When we started a project with Penguin Random House to create an iPhone version of Stephen Hawking’s Snapshots of the Universe, we were thrilled – we’d get a chance to show off our user experience design skills in an educational game! Working on business apps is of course fun, but working on a game is a whole new level of design challenges. And the fun part? The app is reviewed and approved by Dr. Stephen Hawking himself.
We got our creative juices flowing, and everyone wanted to contribute with their own ideas. Let us share a few key things we learned.
Game ergonomics on the small screens
On bigger screens there is enough space to lay out all the necessary controls and information without interrupting the game flow.
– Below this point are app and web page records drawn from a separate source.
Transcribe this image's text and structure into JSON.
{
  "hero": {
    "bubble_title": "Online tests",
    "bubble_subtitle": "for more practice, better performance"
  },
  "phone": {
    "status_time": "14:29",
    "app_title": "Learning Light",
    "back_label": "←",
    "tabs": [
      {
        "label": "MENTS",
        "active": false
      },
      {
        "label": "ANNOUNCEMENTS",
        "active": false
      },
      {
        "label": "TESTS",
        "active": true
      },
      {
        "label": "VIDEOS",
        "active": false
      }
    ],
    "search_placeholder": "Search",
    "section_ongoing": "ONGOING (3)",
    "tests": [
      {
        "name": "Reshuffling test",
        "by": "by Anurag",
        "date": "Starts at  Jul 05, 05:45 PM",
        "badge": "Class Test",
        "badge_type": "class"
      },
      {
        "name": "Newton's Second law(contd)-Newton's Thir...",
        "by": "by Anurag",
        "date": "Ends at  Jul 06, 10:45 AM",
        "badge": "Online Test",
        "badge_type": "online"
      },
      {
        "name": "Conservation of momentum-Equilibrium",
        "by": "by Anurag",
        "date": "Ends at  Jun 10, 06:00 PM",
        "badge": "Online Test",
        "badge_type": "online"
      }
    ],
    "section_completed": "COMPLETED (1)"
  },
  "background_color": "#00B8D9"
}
On a phone, however, we don’t have such a commodity, and serious adjustments have to be made.
The biggest difference is in holding the device. When playing the game on an iPad, most users have their device on a table or their knees, and interact with it using the index finger. On the iPhone in landscape mode, they are holding the device with the both hands and interacting with their thumbs. This means all interactions with the game must be put in the center of the screen, while the supporting controls like menu, pause and tooltips must be rearranged not to overlap active game elements (e.g. corners of the screen) and to be within the reach of the player’s thumb.
Let the players control the flow
We optimized and minimized the interactions and the flow, as mobile phones should offer a significantly different experience than the other platforms, whether it’s a PC, a console, or even an iPad. While playing games on a phone, you are often interrupted. Games should make it easy for the players to pause, resume, try again and quickly check their progress. We had known that and we’ve implemented all these functionalities on iPhone version of Snapshots for the Universe. Also what we’ve done, we’ve ditched the lengthy loading screens, players just don’t have time from them.
Provide just the right amount of information
For an educational game in which the player is exploring the world through a list of experiments, instructional tooltips are the ones that help with the game flow. The best approach to tooltips is that they should be visible at the same time with the other game elements, but without overlapping. It’s much easier for a player to understand the instructions by reading the tooltip and looking at the game elements at the same time. Sounds easy, but on a smaller iPhone screen it’s a very delicate task.
We’ve spent a great deal of time deciding when and how to show them, and even more importantly – when to hide them. Our goal was to provide relevant information clearly and quickly, and get out of the way once the job is done.
Without actually seeing the game in action, you cannot reliably anticipate how it will work. Nothing can hurt the games more than a broken gameplay. Bugs, dead ends, unreachable elements on a screen, and accidental crashes, just to name a few, will cause a burst of frustration. But testing in this case is fun, as it comes down to playing a game. We’ve implemented a constant design-build-test loop, fixing the issues as they arose, and adapting the design until it was perfect.
Size does matter
Snapshots of the Universe supports iPhone 4, 4s, 5, 5s, 6 and 6 plus. These are four different screen sizes. Simple resizing won’t do the trick here – something that looks spot-on on an iPhone 6 Plus, doesn’t look so good on an iPhone 5. There is no easy workaround, as we had to address each resolution separately to achieve the best possible experience on all screen sizes.
And this comes with the price – a huge file size. First step in optimization was arranging the layouts so they dynamically adapt to different screen sizes. Second step, finding the assets that contribute most to the size, as these are the best candidates for optimizing. We focused on reusability of assets whenever possible, and experimented with shrinking textures to the smallest possible size that looks good on the device. And the result? The size of the final build was nearly half the size of the original. It was all worth it, as we simply did not want our players to give up when seeing the file size or cancel the lengthy download.
So try it out the game – it explains how the universe works through 10 interactive and fun experiments. From understanding the laws of gravity by throwing a rock on different planets, through searching for black holes in the dark universe and traveling with the speed of light when the theory of relativity kicks in – you’ll master the basic theories that govern our lives on Earth as well as the movement of the stars and planets.
We enjoyed developing it, and now are still enjoying exploring and playing it. You can download Snapshot of the Universe on iTunes.